6. A Special Shot doesn’t work the same way as a Zone Shot

A Special Shot cinematic from Mario Tennis Aces

When your energy gauge is full and glowing blue you can pull off a wonderful, incredibly cinematic, Special Shot that seems to offer the same pros and cons as a Zone Shot. However, be careful, as it doesn’t work in exactly the same way as a Zone Shot when it comes to aim and slowing time. The Zone Shot allows you to precisely aim at your opponent in an attempt to break their racket. If you do the same with a Special Shot, you’ll miss them entirely. A bit like taking wind and range into account with a sniper rifle in an FPS, you’ll have to aim just left or right of an opponent (depending on which way you think they’re going to move) in order to be in any chance of hitting them. 

7. You can serve with a Power Shot

When you’re serving, if your energy gauge is in the yellow, you can actually serve using a Power Shot simply by pressing R after you’ve tossed the ball. Just be careful though, as although it’ll let you position your shot perfectly, you might be at a disadvantage for the return shot. 

8. Learn the strengths (and weaknesses) of each character to excel in every mode

Outside of the Adventure Mode, there are 15 playable characters to choose from in the various other modes and each one has their own distinct personality that you’ll need to learn both in terms of knowing how to play them and play against them. Mario’s your go-to all-rounder, but even those who are similar to him have their own perks, like Luigi who tends to play better closer to the net. Other examples include Waluigi and Bowser Jr. having higher defense, Yoshi and Toad are much more nimble on the court, and Spike and Chain Chomp are much more powerful. Also, can we just mention how adorable Chain Chomp is to play, especially as he holds the racket in his mouth? Best boy. 

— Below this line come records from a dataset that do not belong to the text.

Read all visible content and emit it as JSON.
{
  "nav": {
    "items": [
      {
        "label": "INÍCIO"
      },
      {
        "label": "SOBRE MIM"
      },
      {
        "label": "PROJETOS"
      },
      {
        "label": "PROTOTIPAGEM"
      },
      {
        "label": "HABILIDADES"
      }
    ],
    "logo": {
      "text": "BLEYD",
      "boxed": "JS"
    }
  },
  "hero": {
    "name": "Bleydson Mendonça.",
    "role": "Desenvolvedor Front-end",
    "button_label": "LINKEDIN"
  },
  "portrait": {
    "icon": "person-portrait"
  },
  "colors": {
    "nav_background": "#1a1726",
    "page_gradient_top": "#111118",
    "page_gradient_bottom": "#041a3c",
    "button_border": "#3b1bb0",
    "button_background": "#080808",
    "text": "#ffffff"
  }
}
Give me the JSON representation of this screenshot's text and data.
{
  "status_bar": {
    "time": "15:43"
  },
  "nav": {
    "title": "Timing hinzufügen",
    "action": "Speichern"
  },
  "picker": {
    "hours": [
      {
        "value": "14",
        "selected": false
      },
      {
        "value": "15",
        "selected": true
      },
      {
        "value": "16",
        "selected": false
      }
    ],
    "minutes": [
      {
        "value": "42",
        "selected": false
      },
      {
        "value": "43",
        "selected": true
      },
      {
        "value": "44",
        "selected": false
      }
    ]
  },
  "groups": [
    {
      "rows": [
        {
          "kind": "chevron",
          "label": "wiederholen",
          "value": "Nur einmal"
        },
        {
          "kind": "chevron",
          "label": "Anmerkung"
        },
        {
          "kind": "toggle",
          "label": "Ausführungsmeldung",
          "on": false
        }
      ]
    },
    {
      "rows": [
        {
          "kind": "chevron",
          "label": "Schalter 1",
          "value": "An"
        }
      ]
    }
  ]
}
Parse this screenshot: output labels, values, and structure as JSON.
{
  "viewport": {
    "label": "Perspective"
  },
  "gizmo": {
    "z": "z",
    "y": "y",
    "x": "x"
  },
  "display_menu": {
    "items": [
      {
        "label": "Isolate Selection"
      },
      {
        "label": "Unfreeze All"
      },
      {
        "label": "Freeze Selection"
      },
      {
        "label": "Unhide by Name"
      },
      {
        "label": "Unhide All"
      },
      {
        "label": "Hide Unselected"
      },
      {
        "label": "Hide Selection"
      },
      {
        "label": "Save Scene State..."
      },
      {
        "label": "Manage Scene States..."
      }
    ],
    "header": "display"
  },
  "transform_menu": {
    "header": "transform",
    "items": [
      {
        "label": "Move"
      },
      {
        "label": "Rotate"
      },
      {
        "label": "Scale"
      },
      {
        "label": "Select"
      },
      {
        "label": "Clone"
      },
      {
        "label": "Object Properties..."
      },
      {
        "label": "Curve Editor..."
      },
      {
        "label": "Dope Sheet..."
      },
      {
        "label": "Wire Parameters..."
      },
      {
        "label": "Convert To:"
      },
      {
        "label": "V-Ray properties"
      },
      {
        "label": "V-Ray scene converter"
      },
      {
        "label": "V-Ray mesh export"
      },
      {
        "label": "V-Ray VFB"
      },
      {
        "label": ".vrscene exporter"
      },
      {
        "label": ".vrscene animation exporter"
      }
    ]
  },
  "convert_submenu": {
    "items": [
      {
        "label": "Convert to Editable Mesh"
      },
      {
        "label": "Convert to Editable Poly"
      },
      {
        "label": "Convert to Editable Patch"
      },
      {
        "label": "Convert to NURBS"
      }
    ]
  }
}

9. You can turn the power shots off for a more traditional experience

If all the gubbins with power shots and energy gauges ruins the Mario Tennis experience for you, don’t fret. You can turn it all off in the modes outside the main Adventure. Just toggle the ‘Simple Mode’ and all of that can be gone, leaving you to focus on your shots alone.

Sam Loveridge
Global Editor-in-Chief, GamesRadar+

Sam Loveridge is the Global Editor-in-Chief of GamesRadar, and joined the team in August 2017. Sam came to GamesRadar after working at TrustedReviews, Digital Spy, and Fandom, following the completion of an MA in Journalism. In her time, she's also had appearances on The Guardian, BBC, and more. Her experience has seen her cover console and PC games, along with gaming hardware, for a decade, and for GamesRadar, she's in charge of the site's overall direction, managing the team, and making sure it's the best it can be. Her gaming passions lie with weird simulation games, big open-world RPGs, and beautifully crafted indies. She plays across all platforms, and specializes in titles like Pokemon, Assassin's Creed, The Sims, and more. Basically, she loves all games that aren't sports or fighting titles! In her spare time, Sam likes to live like Stardew Valley by cooking and baking, growing vegetables, and enjoying life in the countryside.